Rooms can confine us or give us a special place to inhabit. Hallways and corridors can lead us where we want to go or lead us astray. Two works in the Fall 2016 Intima, one fiction and one nonfiction, use these physical spaces to represent the emotional struggles that come with severe or mysterious illness. Jodi Paik’s story “The Room” presents the perspective of a dying child and the last room he inhabits. The nonfiction narrative “Medical Maze” by Josephine Ensign explores both the vast University of Washington medical complex in Seattle and the complicated and arduous process of diagnosing a rare disorder.
In the latter essay, Ensign searches for a diagnosis for frightening and mystifying neurological symptoms in the “medical maze” of the UW medical complex. The term “maze” refers not only to the medical complex, but also to the labyrinthine path to diagnosis. She recounts a day when she tries to find her way through this maze: “I suddenly found myself locked inside a 10’x10’ barren cement courtyard that was surrounded on all sides by six stories of brick walls. I stood there for several minutes, gazing up at the walls, contemplating possible escape scenarios, contemplating the possible deeper meaning of this space.” Confinement within the “medical maze” takes on a nightmarish quality when, after a woman opens a door and she escapes the courtyard, she writes, “I have never been able to find that courtyard again—it doesn’t exist on any map.”
Ensign quotes surgeon Richard Selzer, who writes that a hospital is alive: “The walls palpitate to the rhythm of its heart, while in and out the window fly daydreams and nightmares.”
This description also fits the boy in Paik’s story, who sees his hospital room as “full of things that looked like things you knew but were different.
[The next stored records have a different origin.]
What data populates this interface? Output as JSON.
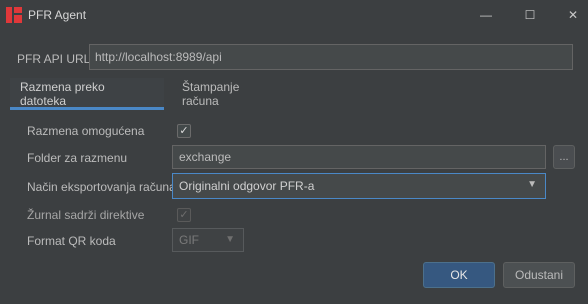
{
  "window": {
    "title": "PFR Agent",
    "app_icon": "pfr-logo-icon",
    "controls": {
      "minimize": "—",
      "maximize": "☐",
      "close": "✕"
    }
  },
  "api": {
    "label": "PFR API URL",
    "value": "http://localhost:8989/api"
  },
  "tabs": [
    {
      "label": "Razmena preko datoteka",
      "active": true
    },
    {
      "label": "Štampanje računa",
      "active": false
    }
  ],
  "form": {
    "exchange_enabled": {
      "label": "Razmena omogućena",
      "checked": true
    },
    "folder": {
      "label": "Folder za razmenu",
      "value": "exchange",
      "browse_label": "..."
    },
    "export_mode": {
      "label": "Način eksportovanja računa",
      "value": "Originalni odgovor PFR-a"
    },
    "journal_directives": {
      "label": "Žurnal sadrži direktive",
      "checked": true,
      "disabled": true
    },
    "qr_format": {
      "label": "Format QR koda",
      "value": "GIF",
      "disabled": true
    }
  },
  "buttons": {
    "ok": "OK",
    "cancel": "Odustani"
  },
  "colors": {
    "background": "#3c3f41",
    "accent": "#4a88c7",
    "primary_button": "#365880",
    "logo": "#e0383a"
  }
}
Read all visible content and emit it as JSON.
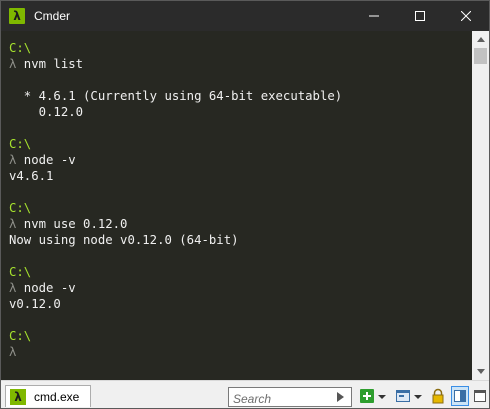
{
  "window": {
    "title": "Cmder",
    "app_icon_glyph": "λ"
  },
  "console": {
    "lines": [
      {
        "type": "path",
        "text": "C:\\"
      },
      {
        "type": "prompt",
        "text": "λ nvm list"
      },
      {
        "type": "blank",
        "text": ""
      },
      {
        "type": "output",
        "text": "  * 4.6.1 (Currently using 64-bit executable)"
      },
      {
        "type": "output",
        "text": "    0.12.0"
      },
      {
        "type": "blank",
        "text": ""
      },
      {
        "type": "path",
        "text": "C:\\"
      },
      {
        "type": "prompt",
        "text": "λ node -v"
      },
      {
        "type": "output",
        "text": "v4.6.1"
      },
      {
        "type": "blank",
        "text": ""
      },
      {
        "type": "path",
        "text": "C:\\"
      },
      {
        "type": "prompt",
        "text": "λ nvm use 0.12.0"
      },
      {
        "type": "output",
        "text": "Now using node v0.12.0 (64-bit)"
      },
      {
        "type": "blank",
        "text": ""
      },
      {
        "type": "path",
        "text": "C:\\"
      },
      {
        "type": "prompt",
        "text": "λ node -v"
      },
      {
        "type": "output",
        "text": "v0.12.0"
      },
      {
        "type": "blank",
        "text": ""
      },
      {
        "type": "path",
        "text": "C:\\"
      },
      {
        "type": "prompt",
        "text": "λ"
      }
    ]
  },
  "statusbar": {
    "tab_label": "cmd.exe",
    "tab_icon_glyph": "λ",
    "search_placeholder": "Search",
    "icons": [
      "new-console-icon",
      "dropdown-arrow-icon",
      "console-window-icon",
      "dropdown-arrow-icon",
      "lock-icon",
      "split-view-icon",
      "maximize-icon"
    ]
  },
  "colors": {
    "background": "#272822",
    "path": "#a6e22e",
    "lambda": "#8f908a",
    "text": "#f0f0f0",
    "accent": "#7fb800"
  }
}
It was supposed to make him comfortable but instead it felt strange.” This nightmarish view of the boy’s hospital room is the flip side of his daydream-like vision when he looks down at the staff and visitors moving below his window: “When he felt better he liked to squint out one eye and hold the people between his thumb and forefinger. He sometimes cackled and called them his ant army and that always made his mom laugh.”
The difference between the two points of view in these pieces is striking: Ensign is still moving through the maze, while the boy in Paik’s story has already arrived in his room, the final space he inhabits and where he dies, leaving his family to find some comfort in remembering his “ant army,” which becomes “a family talisman.” Paik uses the metaphor of the room to present the boy’s consciousness of his fatal illness, and to relate the illness narrative from the perspective of a young boy who would not otherwise have a voice. In both pieces, however, the physical space is a fitting metaphor for the confines of the body, made more confining by illness.
PRISCILLA MAINARDI, a registered nurse, attended the University of Pennsylvania and earned her MFA degree in creative writing from Rutgers University. Her work appears in numerous journals, most recently The Examined Life Journal and Prick of the Spindle. Her short story, "Pretending Not to Know," appeared in the Spring 2014 Intima. Mainardi, who teaches English Composition at Rutgers in Newark, New Jersey, joined the editorial board of Intima in 2015.